My final lesson of the week to involve the Wii used the practice option for batting on Wii sports baseball. I decided that I wanted to create a larger range of numbers for the children to find the median number of. Wii sports baseball batting practice allows you to have 10 swings at 10 pitches. It records (quite quickly) what the distance is that you hit it. It was this data we recorded for our averages lesson. As with the bowling, there were 10 numbers to record, meaning we had to split the 5th and 6th numbers to find the median. After a discussion about the best way to do this, we managed quite well and got better at it as we progressed through the tables taking their turns at batting.

The children were by now quite good at finding the mean and mode for the range of numbers. One of the more interesting discussions we had whilst using the Wii for averages, was the way the modal average differed between the bowling game and the baseball game. In the bowling game, the mode was 10, and the mean average score was frequently around 9. The children could clearly see that the mode and mean were closely related in that scenario. However, despite some of my group being ace sluggers, (the record was 7 homers out of 10 attempts!), the mode for each set distances was 0. This was not close to the mean average, which was around 110m.We briefly discussed the reasons behind this and talked about which average is most useful in which situations.

One final thought about the Wii bowling. The scoring of bowling is quite complex when spares and strikes are involved (which with my class they always seemed to be) I wonder i there is some maths to be investigated  in how the scores are made, maybe with a secondary class devising new scoring methods for bowling and using the Wii bowling game to see how they would work, comparing the scoring methods with each other.
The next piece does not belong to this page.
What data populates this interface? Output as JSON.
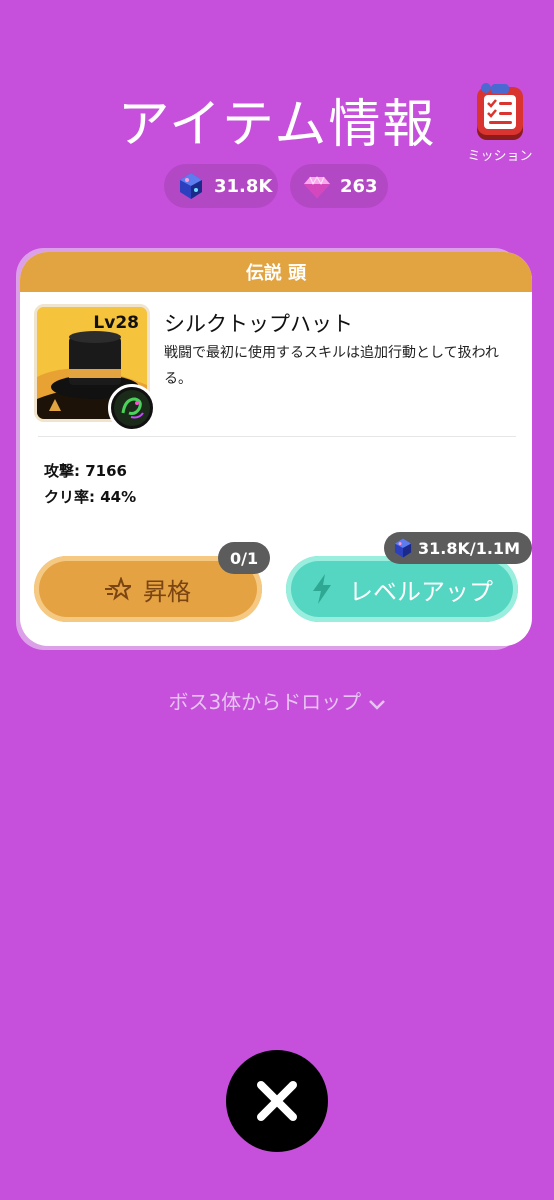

The children throughout the week certainly enjoyed our use of the Wii, and they seem to have learned how to calculate the mean, mode and median averages for a set of numbers. An enjoyable and productive week in maths.

By The Library of Congress 

Primary Games Arena.

The Primary Games Arena is a site which contains lots of games aimed at children in the primary age range. There are games for a wide range of subject areas aimed at learners right across the primary years. The games are available on android mobile format, ps3 and wii (which my class feel adds to the ‘cool’ factor).

Have a look at the site and see what you think.

The link is http://primarygamesarena.com/# 

Primary_school_games_fun_curriculum_games

Automatoon- Easy Animation For The Web!

Really like the look of this. Hope it works on our computer network. I would like to use this next year with some of our classes. I think the children would really enjoy this and could create good results quite easily.

css.php